  1. Arizona

Arizona observed DST in 1967 in accordance with the Uniform Time Act, but the state took steps to become exempt the following year and DST has not be observed since. The reason for this is due to the state’s energy consumption conversation. Since Phoenix and Tucson are some of the hottest US metropolitan areas, extra sunlight during the summer will skyrocket energy consumption and overall costs.

  1. Indiana

From the years 1970 to 2006, most of Indiana was in the Eastern Time Zone and did not observe DST. In April of 2006 though, eight counties in the west part of the state were shifted into the Central Standard Time zone and it was then that the state started to observe DST and move into the CDT zone during the summer. Currently there are 12 counties observing CDT during the summer and 80 counties observing EDT because of their time zone.

  1. Tennessee

The Republican Representative of Tennessee, Curry Todd has sponsored a bill that would implement a permanent Daylight Saving Time in the state.

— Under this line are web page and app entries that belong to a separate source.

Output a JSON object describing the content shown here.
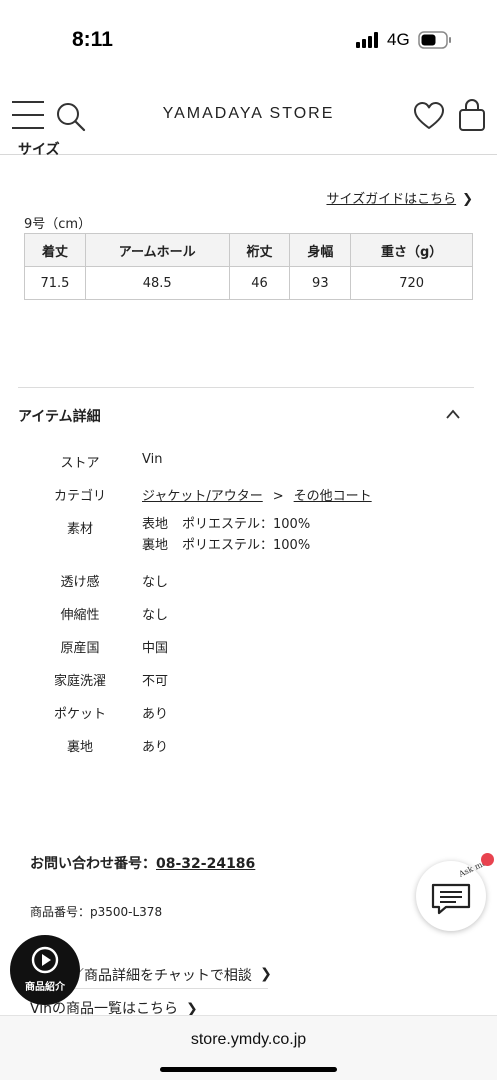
{
  "status": {
    "time": "8:11",
    "network": "4G"
  },
  "header": {
    "brand": "YAMADAYA STORE"
  },
  "size_section": {
    "cut_heading": "サイズ",
    "guide_link": "サイズガイドはこちら",
    "unit": "9号（cm）",
    "columns": [
      "着丈",
      "アームホール",
      "裄丈",
      "身幅",
      "重さ（g）"
    ],
    "rows": [
      [
        "71.5",
        "48.5",
        "46",
        "93",
        "720"
      ]
    ]
  },
  "item_details": {
    "title": "アイテム詳細",
    "store_label": "ストア",
    "store_value": "Vin",
    "category_label": "カテゴリ",
    "category_parent": "ジャケット/アウター",
    "category_sep": ">",
    "category_child": "その他コート",
    "material_label": "素材",
    "material_outer_part": "表地",
    "material_outer_value": "ポリエステル：100%",
    "material_lining_part": "裏地",
    "material_lining_value": "ポリエステル：100%",
    "sheer_label": "透け感",
    "sheer_value": "なし",
    "stretch_label": "伸縮性",
    "stretch_value": "なし",
    "origin_label": "原産国",
    "origin_value": "中国",
    "wash_label": "家庭洗濯",
    "wash_value": "不可",
    "pocket_label": "ポケット",
    "pocket_value": "あり",
    "lining_label": "裏地",
    "lining_value": "あり"
  },
  "footer": {
    "inquiry_label": "お問い合わせ番号：",
    "inquiry_number": "08-32-24186",
    "product_number": "商品番号：p3500-L378",
    "chat_consult": "／商品詳細をチャットで相談",
    "brand_list": "Vinの商品一覧はこちら"
  },
  "floating": {
    "video_label": "商品紹介",
    "ask_text": "Ask me"
  },
  "url_bar": {
    "url": "store.ymdy.co.jp"
  },
  "colors": {
    "notification_dot": "#e8434f",
    "video_button": "#111111"
  }
}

The problem with an idea like this is that it would require the federal government to amend the Uniform Time Act to allow such a scenario. The act specifies specific times of the year to observe DST, causing the issue with this concept. The only other alternative would be to obtain approval from the DOT to move the state to another time zone.

Final Thoughts

The subject of Daylight Saving Time has been a hot button topic as of late and will only continue to grow as the practice become more and more divisive. There are arguments to be made on both sides of the equation. Some believe the practice is dated, others think it’s a good thing to have implemented.

For as long as it exists, there will be a Central Daylight Time zone to occupy those states during the summer months when they move their clocks forward into another offset of UTC.